**WHAT YOU WILL DO:** Reproduce without any pictures the lines from the one that contains "Read all visible content and emit it as JSON." through the end of the records, exactly as written.
★ ★ ★
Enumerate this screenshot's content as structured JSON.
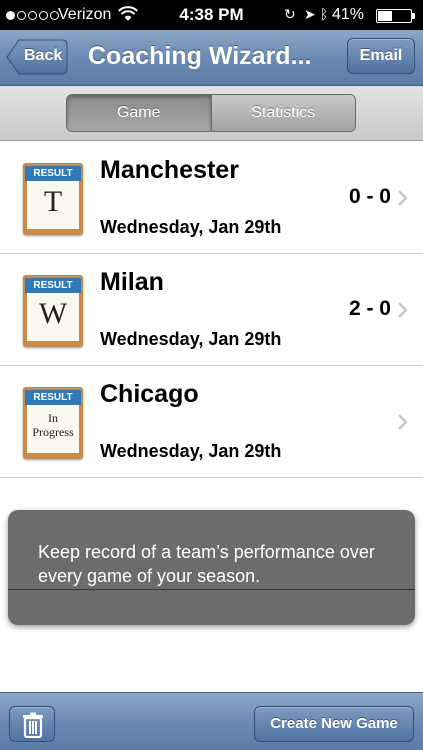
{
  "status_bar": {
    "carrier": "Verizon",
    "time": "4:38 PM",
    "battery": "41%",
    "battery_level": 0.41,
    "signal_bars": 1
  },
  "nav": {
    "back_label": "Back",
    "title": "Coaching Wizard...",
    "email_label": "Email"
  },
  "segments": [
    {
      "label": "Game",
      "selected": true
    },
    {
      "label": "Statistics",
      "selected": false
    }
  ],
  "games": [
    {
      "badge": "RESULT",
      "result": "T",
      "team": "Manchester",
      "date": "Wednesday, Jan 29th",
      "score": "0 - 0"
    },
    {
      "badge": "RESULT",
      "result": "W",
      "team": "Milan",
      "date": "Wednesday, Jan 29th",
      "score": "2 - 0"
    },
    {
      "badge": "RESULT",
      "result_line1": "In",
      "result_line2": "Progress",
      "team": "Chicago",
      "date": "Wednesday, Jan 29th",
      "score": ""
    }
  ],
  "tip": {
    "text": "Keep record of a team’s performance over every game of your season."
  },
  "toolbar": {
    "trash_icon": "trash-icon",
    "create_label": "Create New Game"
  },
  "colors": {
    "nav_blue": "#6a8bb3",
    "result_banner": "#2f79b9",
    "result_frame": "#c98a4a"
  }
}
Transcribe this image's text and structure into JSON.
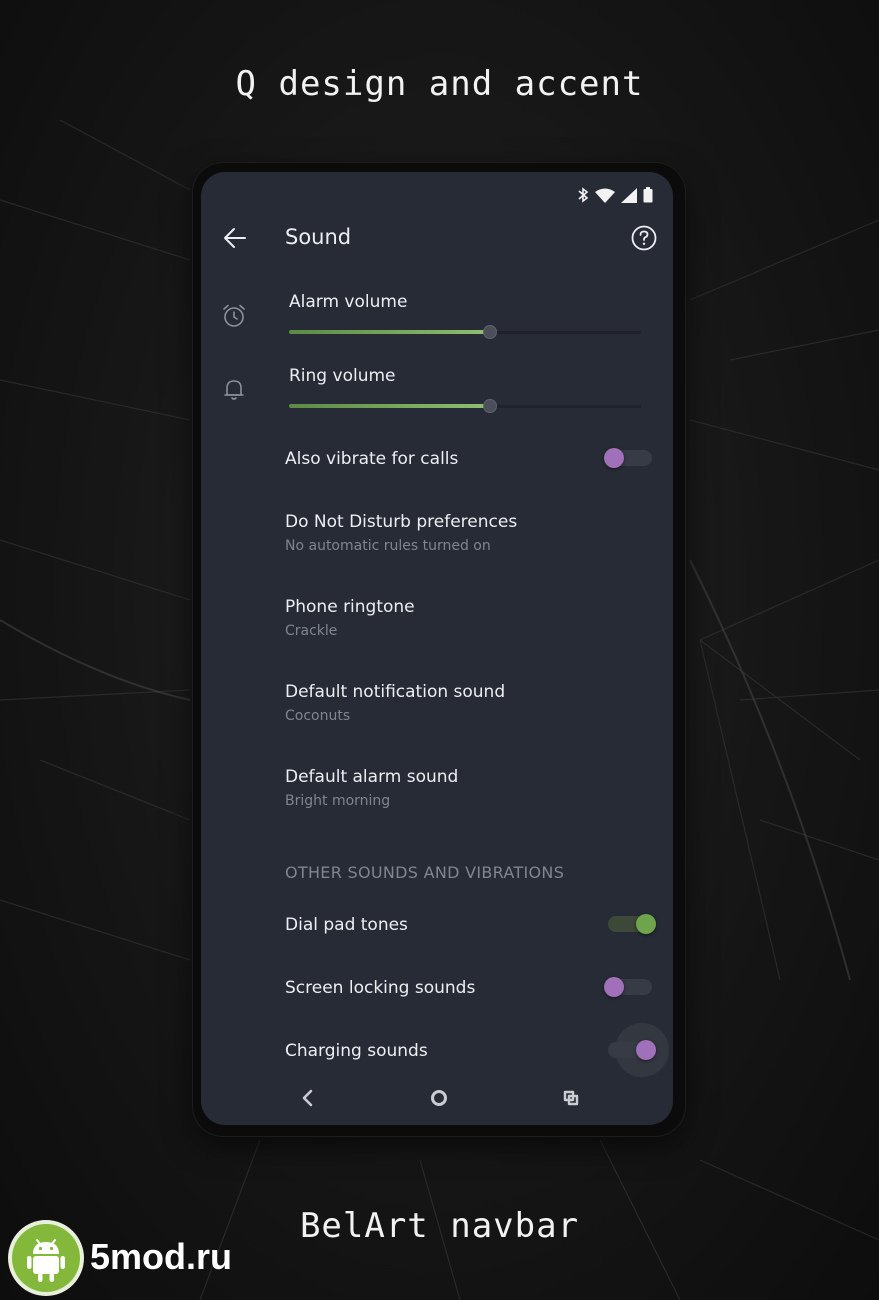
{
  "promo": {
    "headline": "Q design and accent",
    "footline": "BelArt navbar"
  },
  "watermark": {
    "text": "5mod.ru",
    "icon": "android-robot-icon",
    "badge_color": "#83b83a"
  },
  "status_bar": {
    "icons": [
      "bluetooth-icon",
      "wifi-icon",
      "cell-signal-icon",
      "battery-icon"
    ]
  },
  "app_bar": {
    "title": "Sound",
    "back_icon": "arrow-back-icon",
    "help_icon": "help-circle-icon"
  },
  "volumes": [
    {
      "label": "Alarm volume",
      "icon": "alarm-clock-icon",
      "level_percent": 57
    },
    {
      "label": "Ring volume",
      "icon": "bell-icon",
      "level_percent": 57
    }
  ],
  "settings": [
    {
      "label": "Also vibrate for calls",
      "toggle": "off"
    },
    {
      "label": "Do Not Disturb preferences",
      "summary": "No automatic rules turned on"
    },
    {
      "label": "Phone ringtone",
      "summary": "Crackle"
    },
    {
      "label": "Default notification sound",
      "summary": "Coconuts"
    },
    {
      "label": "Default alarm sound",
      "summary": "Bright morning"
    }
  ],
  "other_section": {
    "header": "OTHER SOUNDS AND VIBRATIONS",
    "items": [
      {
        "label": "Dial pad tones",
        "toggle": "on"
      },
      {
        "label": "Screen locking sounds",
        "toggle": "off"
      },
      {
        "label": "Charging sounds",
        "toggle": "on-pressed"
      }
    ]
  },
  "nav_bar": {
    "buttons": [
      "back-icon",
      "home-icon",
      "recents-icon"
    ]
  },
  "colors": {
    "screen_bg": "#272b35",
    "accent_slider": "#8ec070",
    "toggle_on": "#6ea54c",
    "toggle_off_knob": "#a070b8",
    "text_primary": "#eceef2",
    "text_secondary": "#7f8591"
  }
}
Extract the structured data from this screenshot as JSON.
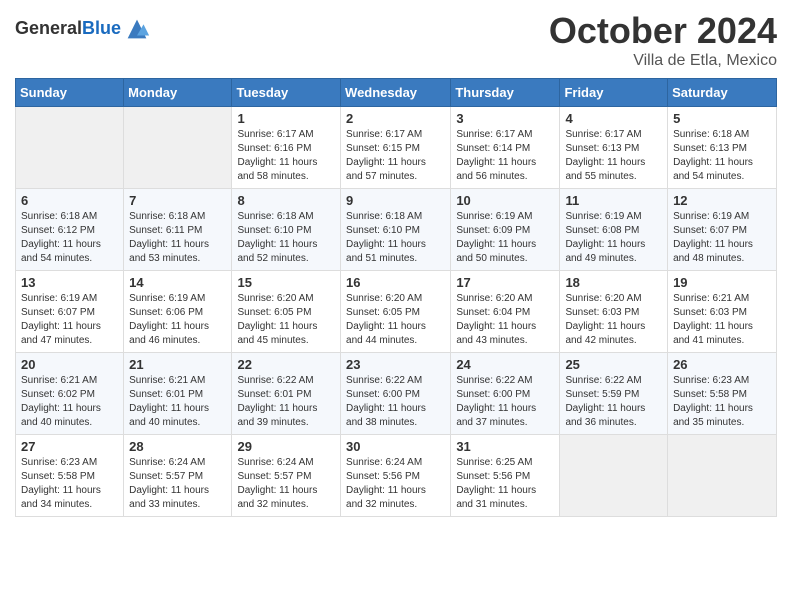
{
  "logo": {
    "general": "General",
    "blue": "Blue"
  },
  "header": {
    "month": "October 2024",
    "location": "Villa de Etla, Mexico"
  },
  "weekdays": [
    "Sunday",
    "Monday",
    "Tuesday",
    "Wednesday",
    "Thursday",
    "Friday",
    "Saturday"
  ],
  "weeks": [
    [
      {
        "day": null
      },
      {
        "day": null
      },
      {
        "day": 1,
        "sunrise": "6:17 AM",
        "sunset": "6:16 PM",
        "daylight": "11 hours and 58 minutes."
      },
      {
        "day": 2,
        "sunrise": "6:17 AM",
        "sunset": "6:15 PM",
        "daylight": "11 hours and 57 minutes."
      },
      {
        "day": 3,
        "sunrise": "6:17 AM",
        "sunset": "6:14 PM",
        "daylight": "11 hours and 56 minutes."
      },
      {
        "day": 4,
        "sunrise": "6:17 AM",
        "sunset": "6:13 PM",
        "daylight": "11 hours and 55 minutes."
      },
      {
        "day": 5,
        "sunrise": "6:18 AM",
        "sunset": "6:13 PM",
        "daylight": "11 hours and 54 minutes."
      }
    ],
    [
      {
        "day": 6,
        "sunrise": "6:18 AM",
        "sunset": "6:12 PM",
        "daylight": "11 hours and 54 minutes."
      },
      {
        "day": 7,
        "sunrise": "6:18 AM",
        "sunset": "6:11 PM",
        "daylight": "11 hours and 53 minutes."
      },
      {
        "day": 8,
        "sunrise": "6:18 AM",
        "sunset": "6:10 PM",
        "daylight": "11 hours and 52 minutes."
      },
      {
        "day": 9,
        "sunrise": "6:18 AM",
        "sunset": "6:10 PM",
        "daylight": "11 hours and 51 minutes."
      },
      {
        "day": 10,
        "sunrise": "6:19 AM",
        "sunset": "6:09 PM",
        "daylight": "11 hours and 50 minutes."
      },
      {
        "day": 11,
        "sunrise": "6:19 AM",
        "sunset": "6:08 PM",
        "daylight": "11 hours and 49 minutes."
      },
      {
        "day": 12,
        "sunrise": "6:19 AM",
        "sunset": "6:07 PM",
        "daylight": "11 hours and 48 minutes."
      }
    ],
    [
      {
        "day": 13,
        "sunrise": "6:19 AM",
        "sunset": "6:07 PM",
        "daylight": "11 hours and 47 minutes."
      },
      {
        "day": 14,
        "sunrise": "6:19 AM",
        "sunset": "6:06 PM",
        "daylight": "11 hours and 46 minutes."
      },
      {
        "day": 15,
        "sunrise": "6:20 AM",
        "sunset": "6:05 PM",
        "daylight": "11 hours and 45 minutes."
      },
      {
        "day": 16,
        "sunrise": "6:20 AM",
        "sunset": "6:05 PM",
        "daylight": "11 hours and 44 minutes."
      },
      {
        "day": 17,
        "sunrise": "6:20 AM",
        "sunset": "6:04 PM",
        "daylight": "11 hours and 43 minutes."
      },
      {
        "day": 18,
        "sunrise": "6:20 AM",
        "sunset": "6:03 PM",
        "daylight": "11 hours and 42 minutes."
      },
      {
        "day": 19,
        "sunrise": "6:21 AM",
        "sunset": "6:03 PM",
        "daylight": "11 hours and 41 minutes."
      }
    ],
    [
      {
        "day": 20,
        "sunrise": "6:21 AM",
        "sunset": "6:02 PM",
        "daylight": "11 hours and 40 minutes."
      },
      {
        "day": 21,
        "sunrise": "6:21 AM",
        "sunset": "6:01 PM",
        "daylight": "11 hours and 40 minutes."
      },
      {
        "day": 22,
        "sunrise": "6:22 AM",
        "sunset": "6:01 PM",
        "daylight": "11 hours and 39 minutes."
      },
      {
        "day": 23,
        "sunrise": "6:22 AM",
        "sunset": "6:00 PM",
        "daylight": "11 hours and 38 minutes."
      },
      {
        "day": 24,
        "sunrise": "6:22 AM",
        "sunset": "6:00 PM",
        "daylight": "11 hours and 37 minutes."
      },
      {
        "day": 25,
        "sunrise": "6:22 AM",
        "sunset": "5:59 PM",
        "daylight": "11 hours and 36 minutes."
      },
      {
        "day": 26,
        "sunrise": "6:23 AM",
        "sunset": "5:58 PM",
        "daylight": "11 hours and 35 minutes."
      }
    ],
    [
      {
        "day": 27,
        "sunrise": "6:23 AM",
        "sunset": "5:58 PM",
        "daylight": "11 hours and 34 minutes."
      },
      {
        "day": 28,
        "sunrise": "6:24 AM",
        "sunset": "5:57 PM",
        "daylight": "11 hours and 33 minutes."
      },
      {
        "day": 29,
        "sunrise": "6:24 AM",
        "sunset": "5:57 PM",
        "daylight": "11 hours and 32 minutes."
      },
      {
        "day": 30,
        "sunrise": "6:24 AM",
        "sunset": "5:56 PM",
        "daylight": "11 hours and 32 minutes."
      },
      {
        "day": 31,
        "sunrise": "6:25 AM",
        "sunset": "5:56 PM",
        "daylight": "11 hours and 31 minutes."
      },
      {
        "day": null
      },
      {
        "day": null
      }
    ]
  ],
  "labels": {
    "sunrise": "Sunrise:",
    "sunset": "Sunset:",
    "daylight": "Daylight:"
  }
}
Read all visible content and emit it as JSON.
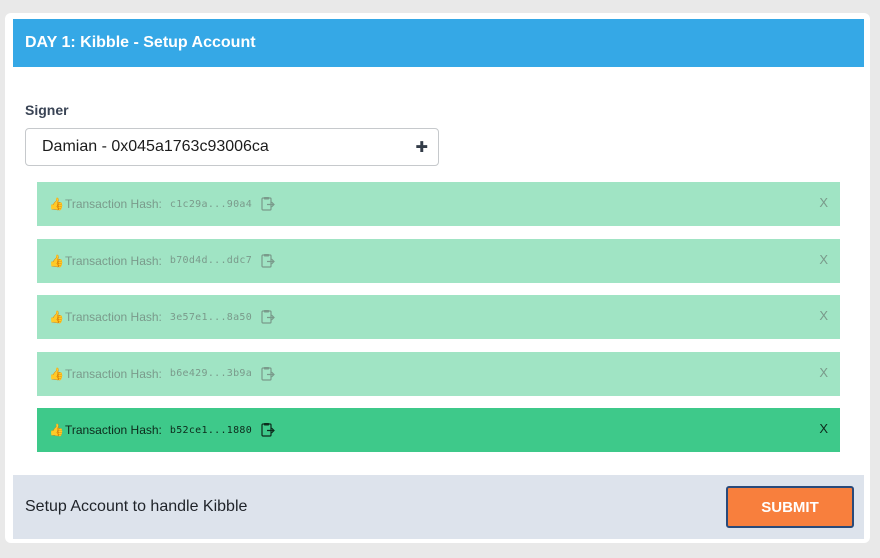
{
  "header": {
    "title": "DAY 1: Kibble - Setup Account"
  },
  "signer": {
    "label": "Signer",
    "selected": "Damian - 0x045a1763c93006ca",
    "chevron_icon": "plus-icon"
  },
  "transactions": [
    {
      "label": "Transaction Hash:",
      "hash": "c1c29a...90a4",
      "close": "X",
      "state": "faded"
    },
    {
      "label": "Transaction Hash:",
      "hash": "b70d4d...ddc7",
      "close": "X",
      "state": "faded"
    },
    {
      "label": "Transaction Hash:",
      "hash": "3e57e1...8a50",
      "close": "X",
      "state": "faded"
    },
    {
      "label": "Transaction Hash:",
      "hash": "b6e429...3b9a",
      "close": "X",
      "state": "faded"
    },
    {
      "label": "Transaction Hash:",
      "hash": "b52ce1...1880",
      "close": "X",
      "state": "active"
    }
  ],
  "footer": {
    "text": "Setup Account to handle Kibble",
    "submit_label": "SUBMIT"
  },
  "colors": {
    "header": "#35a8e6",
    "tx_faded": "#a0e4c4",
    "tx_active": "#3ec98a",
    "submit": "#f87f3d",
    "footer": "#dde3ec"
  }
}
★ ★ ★
**RESPONSE TO THE TASK:**
Read all visible content and emit it as JSON.
{
  "header": {
    "title": "DAY 1: Kibble - Setup Account"
  },
  "signer": {
    "label": "Signer",
    "selected": "Damian - 0x045a1763c93006ca",
    "chevron_icon": "plus-icon"
  },
  "transactions": [
    {
      "label": "Transaction Hash:",
      "hash": "c1c29a...90a4",
      "close": "X",
      "state": "faded"
    },
    {
      "label": "Transaction Hash:",
      "hash": "b70d4d...ddc7",
      "close": "X",
      "state": "faded"
    },
    {
      "label": "Transaction Hash:",
      "hash": "3e57e1...8a50",
      "close": "X",
      "state": "faded"
    },
    {
      "label": "Transaction Hash:",
      "hash": "b6e429...3b9a",
      "close": "X",
      "state": "faded"
    },
    {
      "label": "Transaction Hash:",
      "hash": "b52ce1...1880",
      "close": "X",
      "state": "active"
    }
  ],
  "footer": {
    "text": "Setup Account to handle Kibble",
    "submit_label": "SUBMIT"
  },
  "colors": {
    "header": "#35a8e6",
    "tx_faded": "#a0e4c4",
    "tx_active": "#3ec98a",
    "submit": "#f87f3d",
    "footer": "#dde3ec"
  }
}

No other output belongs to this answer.